We belong to Jesus and he belongs to us. But we cannot “hold” him, cannot keep him in our “mother’s house,” in whatever reality we’ve know as “home.” If we would be strange with his saving strangeness, we cannot domesticate him, drawing him down to the size of our lives. Instead, we must be ever increasingly enlarged until we are conformed finally to the full measure of his stature, filled to overflowing with the fullness of his life. To that end, he says to us, as he said to Mary Magdalene, “Do not cling to me!” He does not want to be as we remember him, or as we wish or imagine him to be. He insists, for our good, on being all the Father knows him to be for us. Until the End, therefore, we must ever be pursuing him in the Spirit, always reaching out to apprehend that for which we have been apprehended; never grasping, always being held.
The watchmen—or “sentinels,” as one translation has it—play a major role in these scenes. In the first scene, they ignore the woman’s cry. In the second scene, they abuse her for her forwardness. Some readers have taken them as types of the prophets, whom God uses to chastise God’s people. But I see them as religious figures who regard themselves as gatekeepers entrusted with the preservation of a certain “order.” Concerned with keeping the status quo—and confusing it with the Kingdom—they, like Eli did with Hannah, fail to discern the difference between the disordered passions of those dominated by the “flesh” and the Spirit-inflamed longings of the God-intoxicated. Like the Pharisees, they fail at the most basic level to understand that this God desires mercy and not sacrifice (Mt. 9.10-13).
The text says that while the lover was seeking her beloved, the sentinels “found” her. Clearly, then, they are no longer searching for the beloved.
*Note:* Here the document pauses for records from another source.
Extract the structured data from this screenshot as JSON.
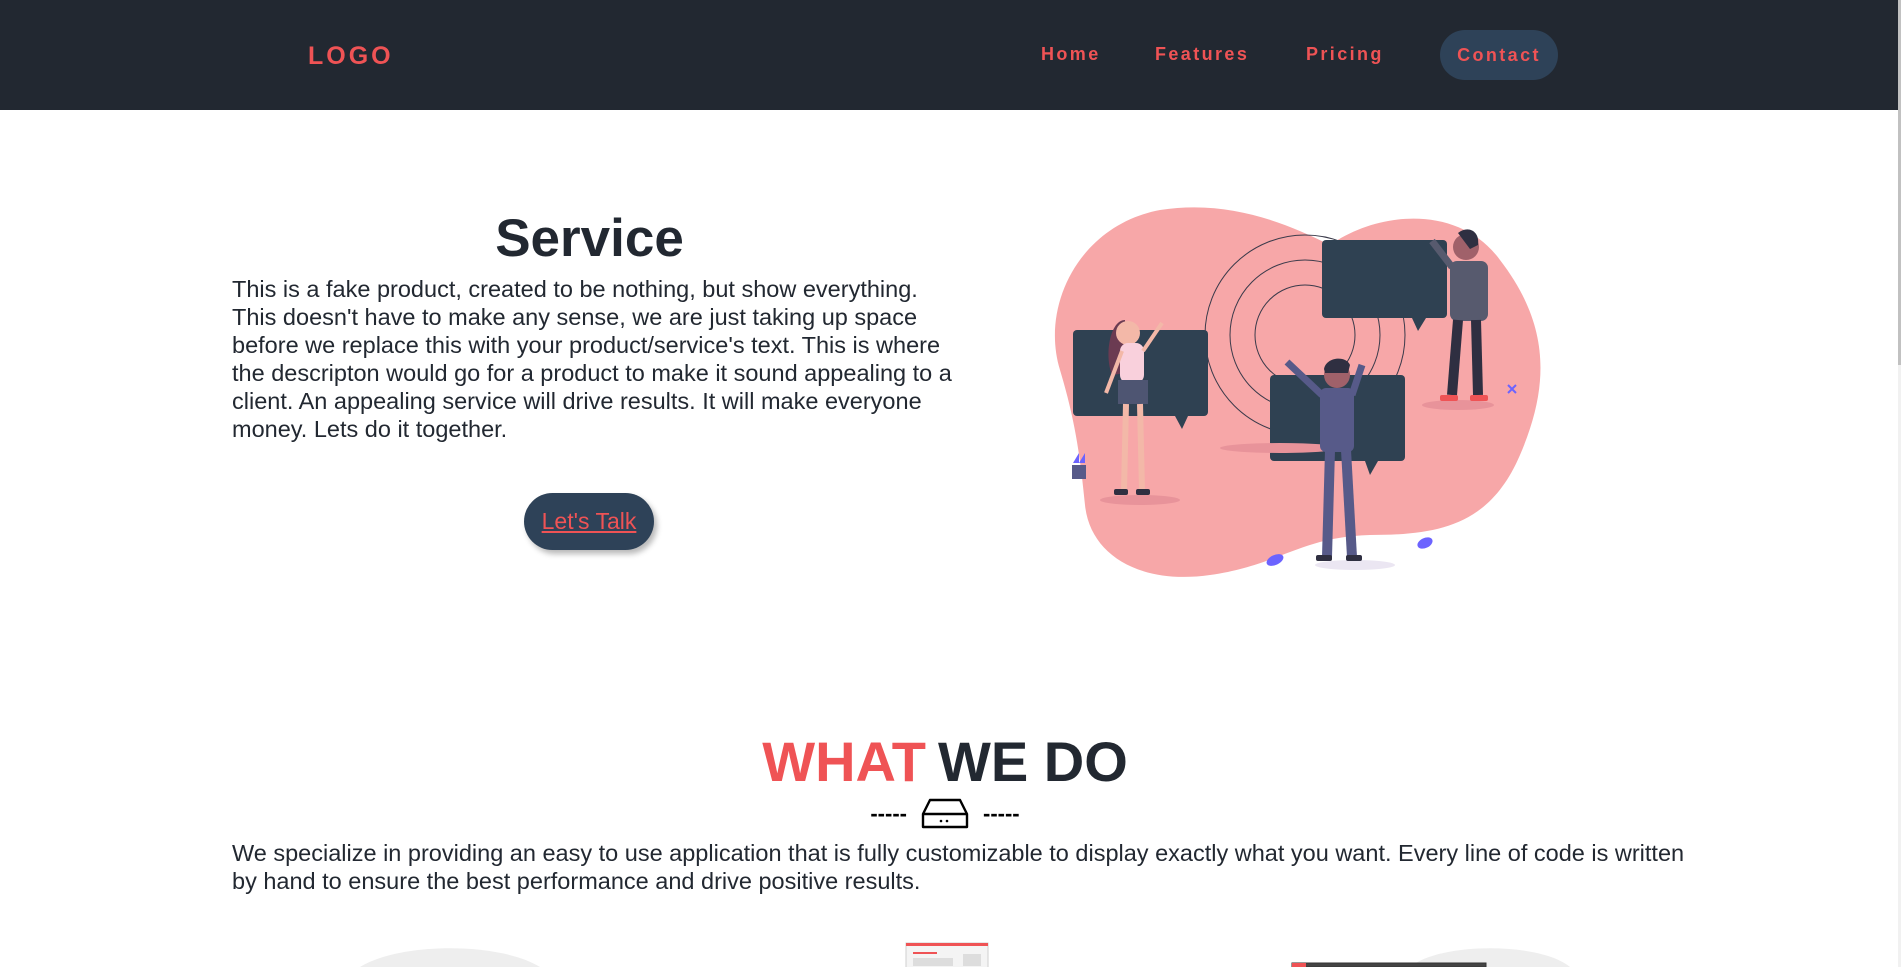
{
  "nav": {
    "logo": "LOGO",
    "items": [
      "Home",
      "Features",
      "Pricing"
    ],
    "contact": "Contact"
  },
  "hero": {
    "title": "Service",
    "body": "This is a fake product, created to be nothing, but show everything. This doesn't have to make any sense, we are just taking up space before we replace this with your product/service's text. This is where the descripton would go for a product to make it sound appealing to a client. An appealing service will drive results. It will make everyone money. Lets do it together.",
    "cta": "Let's Talk",
    "illustration_icon": "people-with-speech-bubbles-illustration"
  },
  "what_we_do": {
    "title_accent": "WHAT",
    "title_main": "WE DO",
    "divider_left": "-----",
    "divider_right": "-----",
    "divider_icon": "hard-drive-icon",
    "body": "We specialize in providing an easy to use application that is fully customizable to display exactly what you want. Every line of code is written by hand to ensure the best performance and drive positive results."
  },
  "colors": {
    "nav_bg": "#222831",
    "accent": "#ef5355",
    "button_bg": "#2e4258",
    "text": "#222831",
    "blob": "#f7a7a8"
  }
}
They have reduced themselves to watching out for rule-breakers, for those they identify as bandits or outlaws. In truth, they have abandoned their “first love” (Rev. 2.4). Now, they love their “city” and its “order” far more than they love the one who dwells always outside the city gates (Heb. 13.12-14), the one who befriends sinners and dies with thieves.
“Watchmen,” of whatever kind, trade in perverse notions of holiness. As Jonathan Martin put it, they are more concerned with standing up for Jesus than with standing with him. We, however, should be those who recognize that Jerusalem shall be inhabited as a city without walls (Zech. 2.1ff)—and so has no need of sentinels, at least not of this kind.
We need to be like the daughters of Jerusalem. Unlike choruses in classical Greek drama, this chorus of “young women” is engaged with the characters and not only the audience/readers. Again and again, they ask questions of the lover and her beloved. In 5.9, they ask her the question: “What is your beloved more than another beloved?” And, hearing her ecstatic response, make the decisive offer (6.1): “Where has your beloved turned, that we may seek him with you?”
They can ask such a question and make such a promise because they see her differently than the watchmen see her. They see her as “fairest among women.” In fact, they see her exactly as her beloved sees her. In this, they show us the true nature of Christian being: to know one another rightly is to see one another as Christ sees us. As St. Paul says, we know no one “after the flesh” any more (2 Cor. 5.16). Let this, then, be our prayer: in our seeking may we find not only The-One-Whom-Our-Heart-Loves, but also one another. For, in finding one another, we begin to become the people who can know as we are known.
[Chris' recent book, Toward a Pentecostal Theology of the Lord’s Supper: Foretasting the Kingdom, was reviewed here]